The moment he knocked on the door, blood-chilling shrieks came from inside. Jim winced. The door opened and two tiny dogs, like miniature, fat hounds from Hell, came waddling out. From the dank depths of the house, the customer emerged preceded by a sulfurous cloud of smoke. A cigarette with a bright orange tip was pinched in between her lips. She pulled the cigarette out and puffed a stream of acrid smoke in Jim’s face.

“You the appliance guy?” the customer asked.

“I am,” Jim said, coughing as discreetly as possible.

“Well, come in. I’ll show you where the fridge is.”

The dogs raced around Jim’s feet, tripping him up as Jim crossed the threshold. He sighed and said, “Cute dogs, but do you mind calling them over to you?”

The customer screamed her dog’s names a dozen times then finally grabbed them and stuffed them into a room off of the hall. 

She led Jim down the dark hallway into a room at the end and flicked a switch. After a second, a single fluorescent bulb flickered on, then off, and back on. The greenish light showed off the impressive display of detritus covering every available surface in the kitchen.

A TV came to life and blared at full volume. It nearly blasted Jim back down the hallway. 

“Ma’am, can you turn that down?” Jim asked.

“What?” the customer yelled. 

“Please turn that down!” Jim yelled.

“Sheesh, why you gotta yell?!” she shuffled over to the TV and fiddled with the dial.

Jim shrugged to himself. “All in a day’s work”, he thought, “I can handle it.”

His customer rasped, “It’s making a funny noise. My husband is an engineer, and he’s sure it’s the fan.”

Jim inwardly rolled his eyes, but just said, “Okay, ma’am, I’m just going to check it out to make sure.”

He chuckled to himself and thought, “Old Jim, cool as a cucumber! I can handle this job. Easy money - just a little common sense and a few tricks of the trade is all that’s needed!”

He started feeling around for the tech sheet. Immediately, his fingers hit something fuzzy. He pulled out a dead mouse. Tossing it aside without so much as a grimace, Jim stuck his hand back in. His fingers slid past something slimy—he didn’t really want to know what that was. When Jim’s arm was in up to his shoulder, his fingertips felt the empty pouch where the tech sheet should have been.

A few drops of sweat beaded up on his forehead, but he took as deep a breath as he dared to in that hellhole and calmed himself. “That’s all right,” he thought, “I know what to do.” Jim had a backup plan.

He took his cellphone out. He pulled up the number for tech line. But nothing happened. Jim’s heart began to sink. He tried again. The same thing. He looked at his phone. There was no signal. Jim was really sweating now. He wiped his forehead with his sleeve. He was going to have to go in blind. 

He pulled out the control board in the hopes he could figure something out. But beneath the control board was a confused tangle of wires of different colors. Red, purple, green, brown, they all snaked around each other and knotted together. Jim licked his lips. He had no idea what to do. Suddenly the wires were getting longer and longer, reaching out towards him, winding around his neck and cutting off his air. All the while, the customer was lurching at him, croaking, “Why aren’t you fixing my fridge?! Fix my fridge!!!!”

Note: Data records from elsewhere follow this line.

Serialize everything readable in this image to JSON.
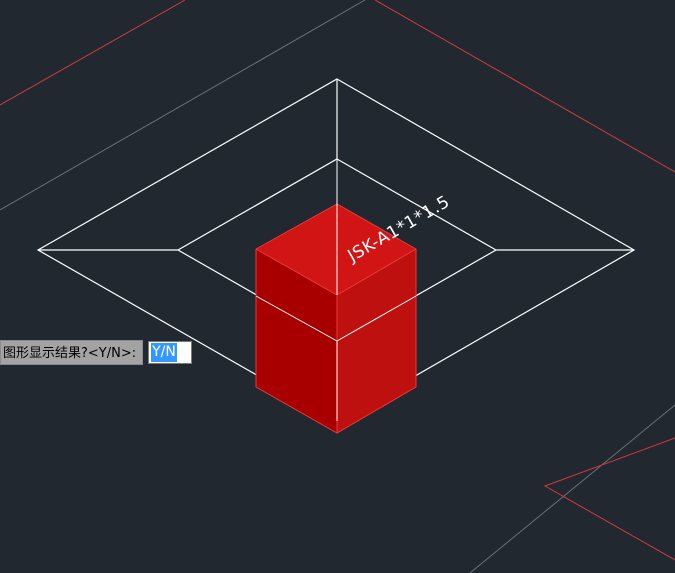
{
  "canvas": {
    "background_color": "#212830",
    "wire_color": "#ffffff",
    "grid_red_color": "#d23a3a",
    "grid_gray_color": "#6b7078",
    "solid_top_color": "#d11414",
    "solid_left_color": "#a80000",
    "solid_right_color": "#bf1010",
    "pit_label": "JSK-A1*1*1.5"
  },
  "command_prompt": {
    "text": "图形显示结果?<Y/N>:",
    "input_value": "Y/N"
  }
}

Jim woke up in a cold sweat, screaming. With shaky hands, he grabbed his smartphone off the night table and opened up the Master Samurai Tech Academy site. There they were - the training courses he had enrolled in so that he could finally up his game and have the knowledge and troubleshooting skills he needed to never have that sinking feeling again. 

He took a deep breath, chuckled a bit at that awful nightmare, then fell back onto his pillow, comforted by the knowledge that he was soon going to be master of his trade.